4estit Praznik na vsi4ki Bulgari!

Честит Ден на Освобождението България!! 

Happy Liberation Day Bulgaria!!

It can't be news to anyone who has ever stumbled upon this blog even briefly that I absolutely love my job and the kids I get to work with and advocate for on a daily basis. Because of this, however, I don't often broach the "touchy" areas of Roma issues in this forum. I would rather post pictures and stories that show these kids in the light that I see them, so anyone out there in the internet world can appreciate these kids for who they really are - not who the world wants, expects, or tells them to be. 

I'm going to break that rule today, because I think it IS important to shed some light to the real situation at hand, even though I know that whatever I say here will not do true justice to the reality faced on a day to day basis. 

Since the moment I opened the Peace Corps Welcome Book for Bulgaria back in the spring of 2008, I knew that God was bringing me to Bulgaria to work with the Roma/gypsy youth population. Despite Peace Corps best efforts to prepare me for my work here during Pre-Service Training, though, it wasn't until I actually moved to Samokov and started working that I truly started to see the disdain, disgust, and all-around racism towards Roma. To be honest, though, I have yet to truly understand where this resentment comes from, even though everyone you meet has their own theory. 

A few weeks ago I mentioned that a friend of mine was reading Black Like Me by John Howard Griffin. Griffin was a white Texan, and the book describes his 6 week experience traveling the deep south on greyhound busses and hitchhiking in 1959, all while passing himself (undisputed) as a black man. I've often heard people comparing modern day Roma issues to the Civil Rights Era in the United States not so long ago, but it wasn't until I felt inclined to pick up my own copy and found myself unable to put down Griffin's story that I began to realize how true that comparison must be. I don't have page numbers because I read this on my Kindle, but one of the quotes that made me think of the life my children have been dealt here is this: "When all the talk, all the propaganda has been cut away, the criterion is nothing but the color of skin. My experience proved that. They judged me by no quality. My skin was dark." I've seen Roma kids get chased away from vendor stands because they are all automatically labeled as thieves due to their darker hair, eyes, and skin. I've seen paying adults from the same community denied rides on public transportation even though there was plenty of room for them. I've seen Roma families approach a table with a 'reserved' sign in a restaurant, only to be turned away because the table is reserved only for suitable (read white/Bulgarian) patrons. 

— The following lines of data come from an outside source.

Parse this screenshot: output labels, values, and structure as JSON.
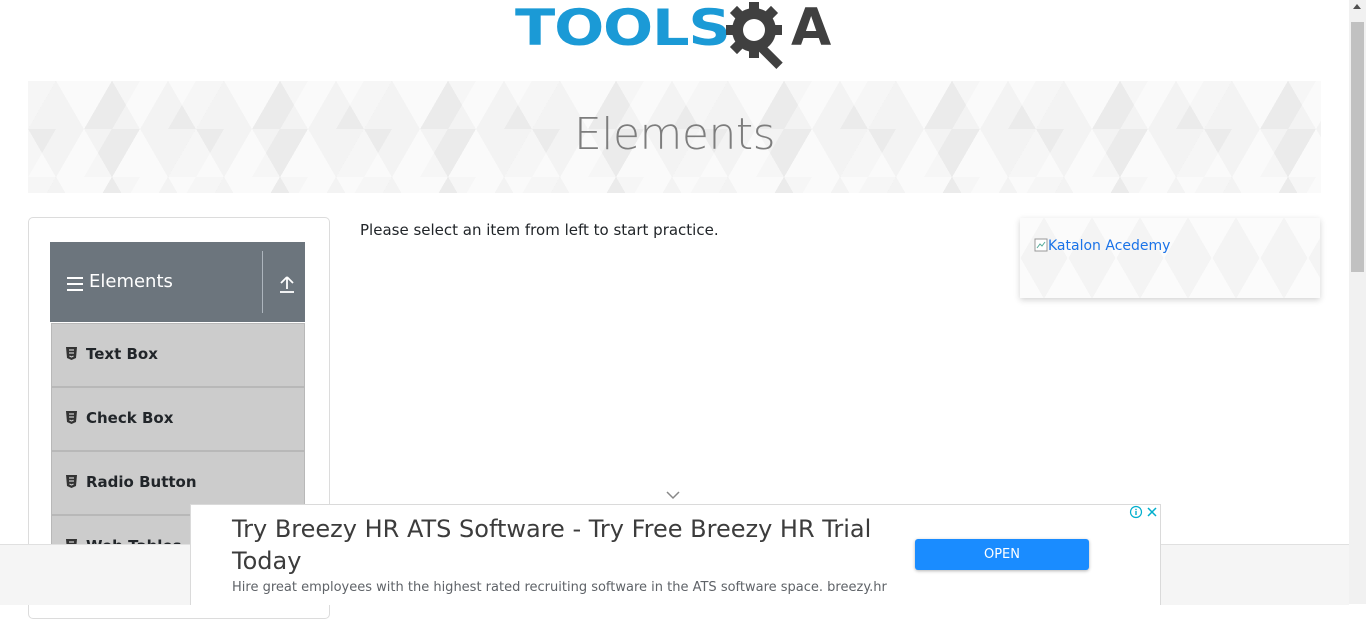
{
  "header": {
    "logo_text": "TOOLS",
    "logo_suffix": "A"
  },
  "banner": {
    "title": "Elements"
  },
  "sidebar": {
    "group_title": "Elements",
    "items": [
      {
        "label": "Text Box"
      },
      {
        "label": "Check Box"
      },
      {
        "label": "Radio Button"
      },
      {
        "label": "Web Tables"
      }
    ]
  },
  "main": {
    "instruction": "Please select an item from left to start practice."
  },
  "side_ad": {
    "alt_text": "Katalon Acedemy"
  },
  "bottom_ad": {
    "title": "Try Breezy HR ATS Software - Try Free Breezy HR Trial Today",
    "description": "Hire great employees with the highest rated recruiting software in the ATS software space. breezy.hr",
    "button_label": "OPEN"
  },
  "colors": {
    "logo_blue": "#1b9ad6",
    "logo_dark": "#404040",
    "group_header_bg": "#6c757d",
    "menu_item_bg": "#cccccc",
    "ad_button_bg": "#1a8cff"
  }
}
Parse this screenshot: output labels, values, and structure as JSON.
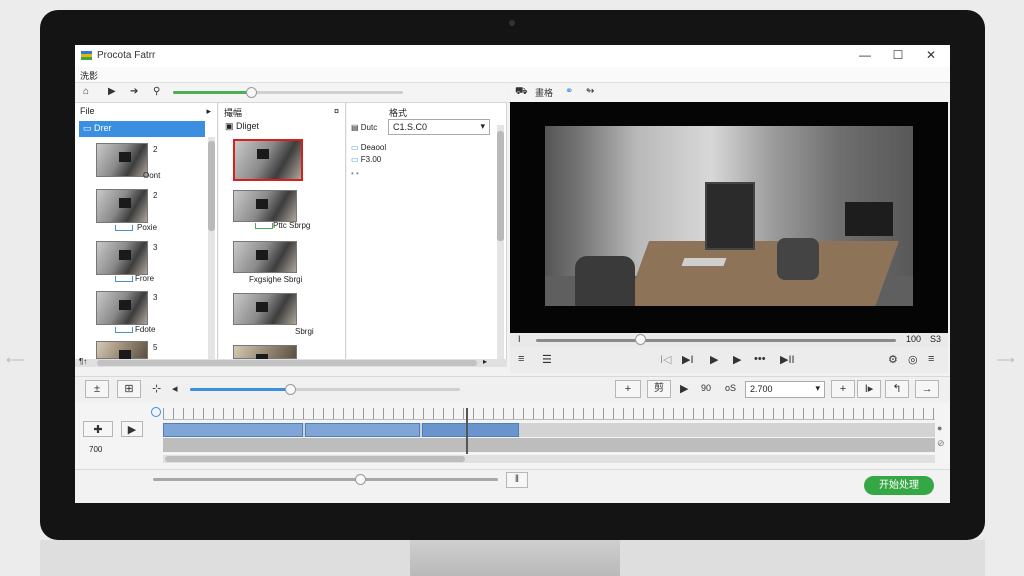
{
  "window": {
    "title": "Procota Fatrr",
    "minimize": "—",
    "maximize": "☐",
    "close": "✕"
  },
  "menu": {
    "label": "洗影"
  },
  "colors": {
    "accent_blue": "#3b8fe0",
    "accent_green": "#35a845",
    "selection_red": "#d62020"
  },
  "toolbar": {
    "icons": [
      "home-icon",
      "play-icon",
      "forward-icon",
      "zoom-icon"
    ],
    "zoom_level": 0.34
  },
  "file_panel": {
    "header": "File",
    "header_arrow": "▸",
    "selected": "Drer",
    "items": [
      {
        "num": "2",
        "label": "Oont"
      },
      {
        "num": "2",
        "label": "Poxie"
      },
      {
        "num": "3",
        "label": "Frore"
      },
      {
        "num": "3",
        "label": "Fdote"
      },
      {
        "num": "5",
        "label": ""
      }
    ],
    "footer": "¶↑"
  },
  "media_panel": {
    "header": "撮幅",
    "header_icon": "¤",
    "folder_label": "Dliget",
    "items": [
      {
        "label": ""
      },
      {
        "label": "Pttc Sbrpg"
      },
      {
        "label": "Fxgsighe Sbrgi"
      },
      {
        "label": "Sbrgi"
      },
      {
        "label": ""
      }
    ]
  },
  "properties_panel": {
    "title": "格式",
    "label": "Dutc",
    "value": "C1.S.C0",
    "rows": [
      "Deaool",
      "F3.00"
    ],
    "dots": "• •"
  },
  "preview_toolbar": {
    "labels": [
      "畫格"
    ]
  },
  "player": {
    "time_left": "I",
    "time_right": "100",
    "end_label": "S3",
    "progress": 0.29
  },
  "transport": {
    "left_icons": [
      "≡",
      "☰"
    ],
    "controls": [
      "I◁",
      "▶I",
      "▶",
      "▶",
      "•••",
      "▶II"
    ],
    "right_icons": [
      "⚙",
      "◎",
      "≡"
    ]
  },
  "edit_bar": {
    "left_buttons": [
      "±",
      "⊞",
      "⊹",
      "◂"
    ],
    "zoom": 0.37,
    "cut_label": "剪",
    "rate_label": "90",
    "speed_label": "oS",
    "value": "2.700",
    "right_buttons": [
      "+",
      "I▸",
      "↰",
      "→"
    ]
  },
  "timeline": {
    "left_controls": [
      "✚",
      "▶"
    ],
    "time_label": "700",
    "rulerMarks": 0
  },
  "bottom": {
    "volume": 0.6,
    "pause_label": "‖",
    "start_label": "开始处理"
  }
}
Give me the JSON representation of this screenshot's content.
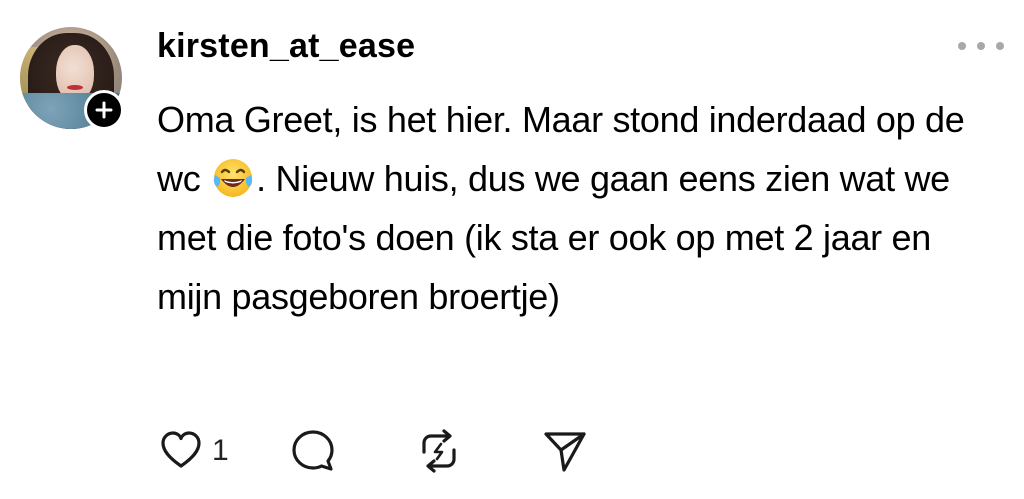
{
  "post": {
    "username": "kirsten_at_ease",
    "text_before_emoji": "Oma Greet, is het hier. Maar stond inderdaad op de wc ",
    "emoji": "😂",
    "text_after_emoji": ". Nieuw huis, dus we gaan eens zien wat we met die foto's doen (ik sta er ook op met 2 jaar en mijn pasgeboren broertje)",
    "like_count": "1"
  },
  "icons": {
    "follow": "plus-icon",
    "more": "more-icon",
    "like": "heart-icon",
    "reply": "comment-icon",
    "repost": "repost-icon",
    "share": "send-icon"
  },
  "colors": {
    "text": "#000000",
    "muted": "#a8a8a8",
    "icon": "#1a1a1a"
  }
}
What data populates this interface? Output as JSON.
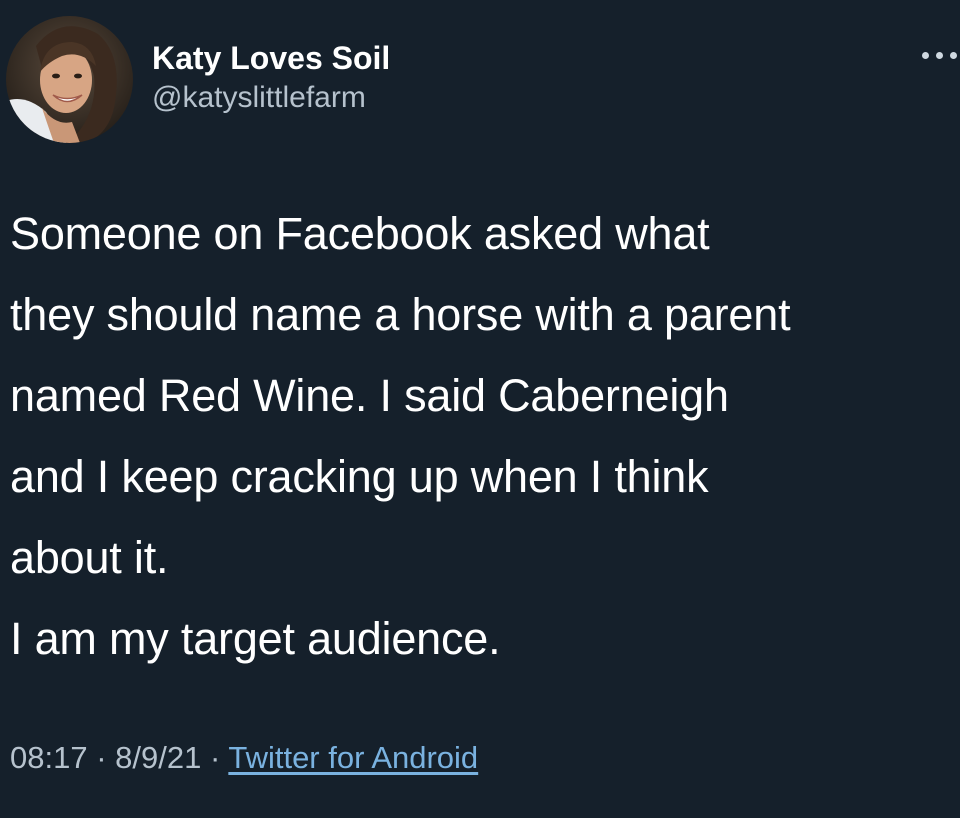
{
  "author": {
    "display_name": "Katy Loves Soil",
    "handle": "@katyslittlefarm",
    "avatar_icon": "profile-photo-avatar"
  },
  "menu": {
    "icon": "more-options-icon"
  },
  "tweet": {
    "lines": [
      "Someone on Facebook asked what",
      "they should name a horse with a parent",
      "named Red Wine. I said Caberneigh",
      "and I keep cracking up when I think",
      "about it.",
      "I am my target audience."
    ]
  },
  "meta": {
    "time": "08:17",
    "separator": " · ",
    "date": "8/9/21",
    "source": "Twitter for Android"
  },
  "colors": {
    "background": "#15202b",
    "text": "#ffffff",
    "secondary_text": "#b6c2cd",
    "link": "#7ab2e0"
  }
}
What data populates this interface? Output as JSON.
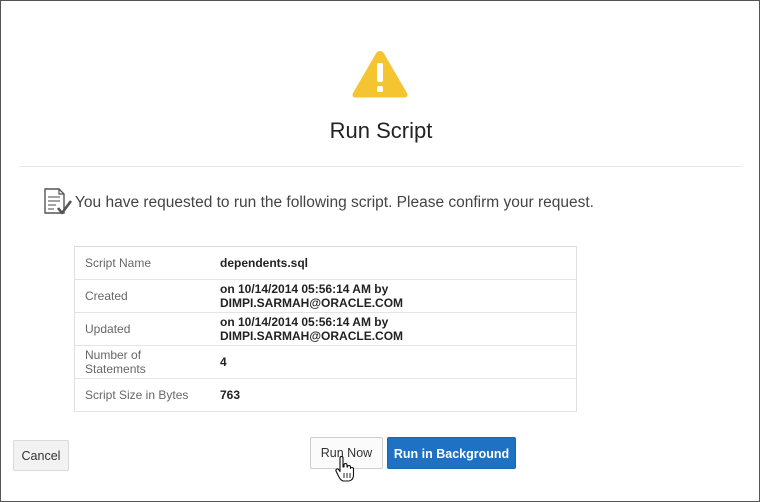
{
  "dialog": {
    "title": "Run Script",
    "message": "You have requested to run the following script. Please confirm your request."
  },
  "details": [
    {
      "label": "Script Name",
      "value": "dependents.sql"
    },
    {
      "label": "Created",
      "value": "on 10/14/2014 05:56:14 AM by DIMPI.SARMAH@ORACLE.COM"
    },
    {
      "label": "Updated",
      "value": "on 10/14/2014 05:56:14 AM by DIMPI.SARMAH@ORACLE.COM"
    },
    {
      "label": "Number of Statements",
      "value": "4"
    },
    {
      "label": "Script Size in Bytes",
      "value": "763"
    }
  ],
  "buttons": {
    "cancel": "Cancel",
    "run_now": "Run Now",
    "run_in_background": "Run in Background"
  },
  "colors": {
    "warning": "#f5c431",
    "primary": "#1f72c3"
  },
  "icons": [
    "warning-icon",
    "script-check-icon",
    "hand-cursor-icon"
  ]
}
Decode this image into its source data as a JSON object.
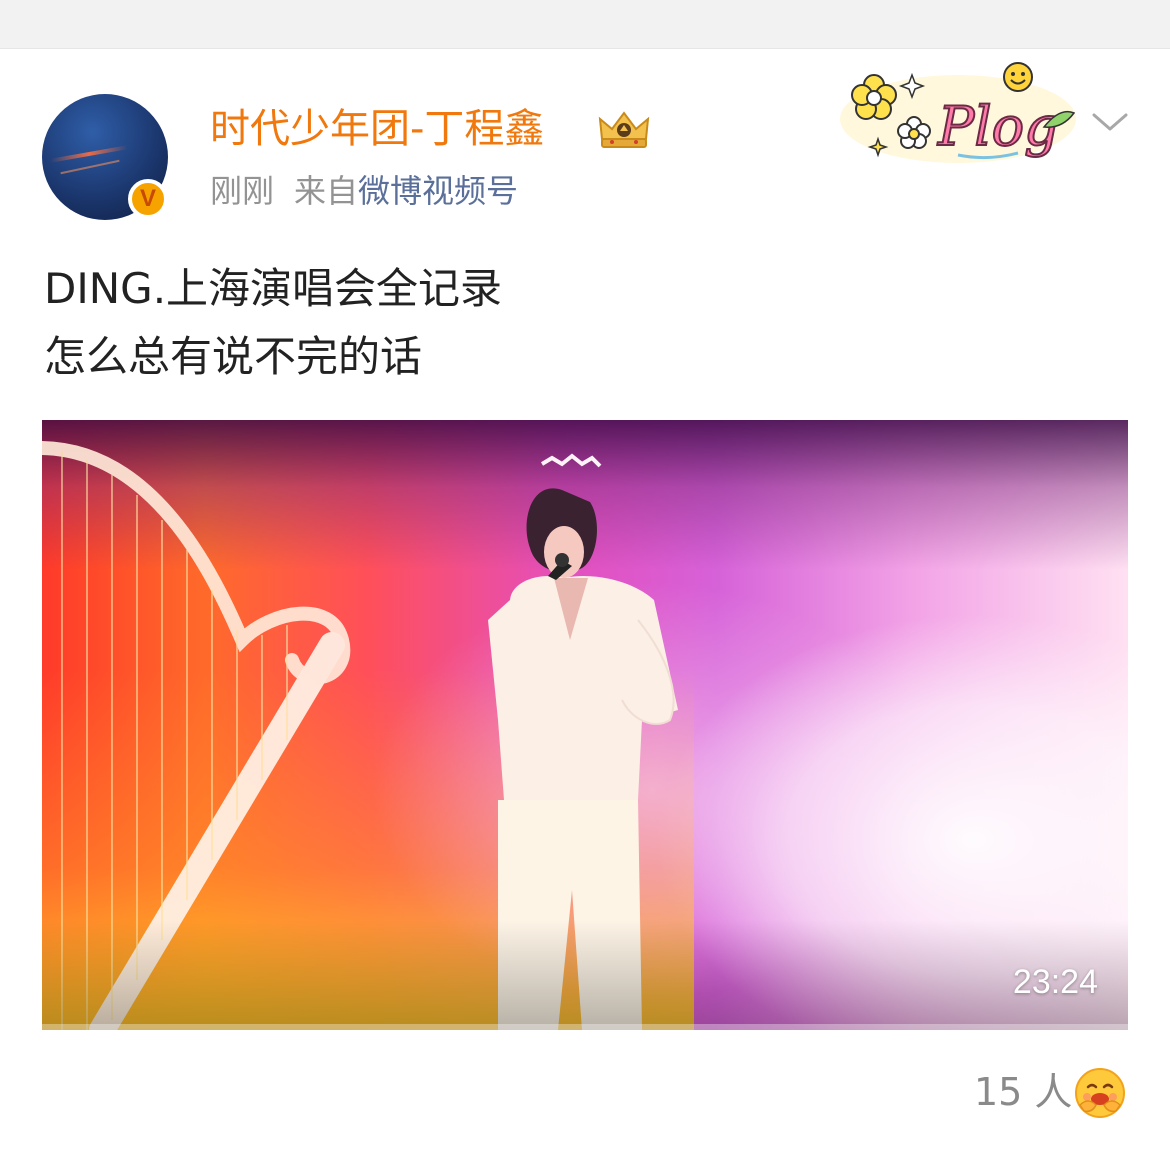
{
  "post": {
    "username": "时代少年团-丁程鑫",
    "time": "刚刚",
    "source_prefix": "来自",
    "source_name": "微博视频号",
    "text_line1": "DING.上海演唱会全记录",
    "text_line2": "怎么总有说不完的话",
    "verified_badge": "V"
  },
  "video": {
    "duration": "23:24"
  },
  "reactions": {
    "count_label": "15 人"
  },
  "icons": {
    "badge": "crown-icon",
    "menu": "chevron-down-icon",
    "reaction": "hug-emoji-icon",
    "sticker": "plog-sticker"
  },
  "colors": {
    "username": "#f0780c",
    "link": "#5a6f99",
    "meta": "#939393",
    "verified": "#f6a300"
  }
}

It breaks my heart to see such a beautiful, loving, generous, community-based demographic deemed void of all of these positive attributes, and be judged by their skin color or the sins of a minuscule minority. It also makes me proud to be serving in the role I do here - to be working alongside determined, passionate advocates for the Roma population in Samokov - but unlike the start of the Civil Rights movement in America, I wonder if there are enough enraged individuals out there willing to take a stand for population that has been denied their own voices.  

Wednesday, March 2, 2011

Just bought my InterRail Global Pass!! And wow... also realized that my verbiage needs to be updated to correspond with reality: I will be leaving Bulgaria, entering the world of RPCVs, and embarking on the 17 country trip I've been saving for since high school... NEXT MONTH. I am officially a basket case of mixed emotions.